[Element data from apps and pages]
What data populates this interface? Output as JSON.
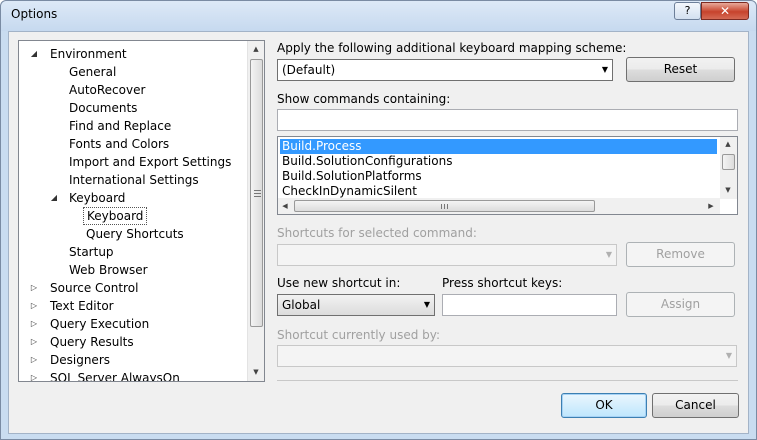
{
  "window": {
    "title": "Options",
    "help_label": "?",
    "close_label": "✕"
  },
  "tree": {
    "items": [
      {
        "label": "Environment",
        "expander": "expanded"
      },
      {
        "label": "General",
        "expander": "none"
      },
      {
        "label": "AutoRecover",
        "expander": "none"
      },
      {
        "label": "Documents",
        "expander": "none"
      },
      {
        "label": "Find and Replace",
        "expander": "none"
      },
      {
        "label": "Fonts and Colors",
        "expander": "none"
      },
      {
        "label": "Import and Export Settings",
        "expander": "none"
      },
      {
        "label": "International Settings",
        "expander": "none"
      },
      {
        "label": "Keyboard",
        "expander": "expanded"
      },
      {
        "label": "Keyboard",
        "expander": "none",
        "selected": true
      },
      {
        "label": "Query Shortcuts",
        "expander": "none"
      },
      {
        "label": "Startup",
        "expander": "none"
      },
      {
        "label": "Web Browser",
        "expander": "none"
      },
      {
        "label": "Source Control",
        "expander": "collapsed"
      },
      {
        "label": "Text Editor",
        "expander": "collapsed"
      },
      {
        "label": "Query Execution",
        "expander": "collapsed"
      },
      {
        "label": "Query Results",
        "expander": "collapsed"
      },
      {
        "label": "Designers",
        "expander": "collapsed"
      },
      {
        "label": "SQL Server AlwaysOn",
        "expander": "collapsed"
      }
    ]
  },
  "mapping": {
    "label": "Apply the following additional keyboard mapping scheme:",
    "value": "(Default)",
    "reset_label": "Reset"
  },
  "commands": {
    "label": "Show commands containing:",
    "search_value": "",
    "items": [
      "Build.Process",
      "Build.SolutionConfigurations",
      "Build.SolutionPlatforms",
      "CheckInDynamicSilent"
    ],
    "selected_index": 0
  },
  "shortcuts": {
    "label": "Shortcuts for selected command:",
    "value": "",
    "remove_label": "Remove"
  },
  "new_shortcut": {
    "use_in_label": "Use new shortcut in:",
    "use_in_value": "Global",
    "press_keys_label": "Press shortcut keys:",
    "press_keys_value": "",
    "assign_label": "Assign"
  },
  "used_by": {
    "label": "Shortcut currently used by:",
    "value": ""
  },
  "footer": {
    "ok_label": "OK",
    "cancel_label": "Cancel"
  }
}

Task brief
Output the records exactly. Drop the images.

Expected output
What data populates this interface? Output as JSON.
{
  "window": {
    "title": "Options",
    "help_label": "?",
    "close_label": "✕"
  },
  "tree": {
    "items": [
      {
        "label": "Environment",
        "expander": "expanded"
      },
      {
        "label": "General",
        "expander": "none"
      },
      {
        "label": "AutoRecover",
        "expander": "none"
      },
      {
        "label": "Documents",
        "expander": "none"
      },
      {
        "label": "Find and Replace",
        "expander": "none"
      },
      {
        "label": "Fonts and Colors",
        "expander": "none"
      },
      {
        "label": "Import and Export Settings",
        "expander": "none"
      },
      {
        "label": "International Settings",
        "expander": "none"
      },
      {
        "label": "Keyboard",
        "expander": "expanded"
      },
      {
        "label": "Keyboard",
        "expander": "none",
        "selected": true
      },
      {
        "label": "Query Shortcuts",
        "expander": "none"
      },
      {
        "label": "Startup",
        "expander": "none"
      },
      {
        "label": "Web Browser",
        "expander": "none"
      },
      {
        "label": "Source Control",
        "expander": "collapsed"
      },
      {
        "label": "Text Editor",
        "expander": "collapsed"
      },
      {
        "label": "Query Execution",
        "expander": "collapsed"
      },
      {
        "label": "Query Results",
        "expander": "collapsed"
      },
      {
        "label": "Designers",
        "expander": "collapsed"
      },
      {
        "label": "SQL Server AlwaysOn",
        "expander": "collapsed"
      }
    ]
  },
  "mapping": {
    "label": "Apply the following additional keyboard mapping scheme:",
    "value": "(Default)",
    "reset_label": "Reset"
  },
  "commands": {
    "label": "Show commands containing:",
    "search_value": "",
    "items": [
      "Build.Process",
      "Build.SolutionConfigurations",
      "Build.SolutionPlatforms",
      "CheckInDynamicSilent"
    ],
    "selected_index": 0
  },
  "shortcuts": {
    "label": "Shortcuts for selected command:",
    "value": "",
    "remove_label": "Remove"
  },
  "new_shortcut": {
    "use_in_label": "Use new shortcut in:",
    "use_in_value": "Global",
    "press_keys_label": "Press shortcut keys:",
    "press_keys_value": "",
    "assign_label": "Assign"
  },
  "used_by": {
    "label": "Shortcut currently used by:",
    "value": ""
  },
  "footer": {
    "ok_label": "OK",
    "cancel_label": "Cancel"
  }
}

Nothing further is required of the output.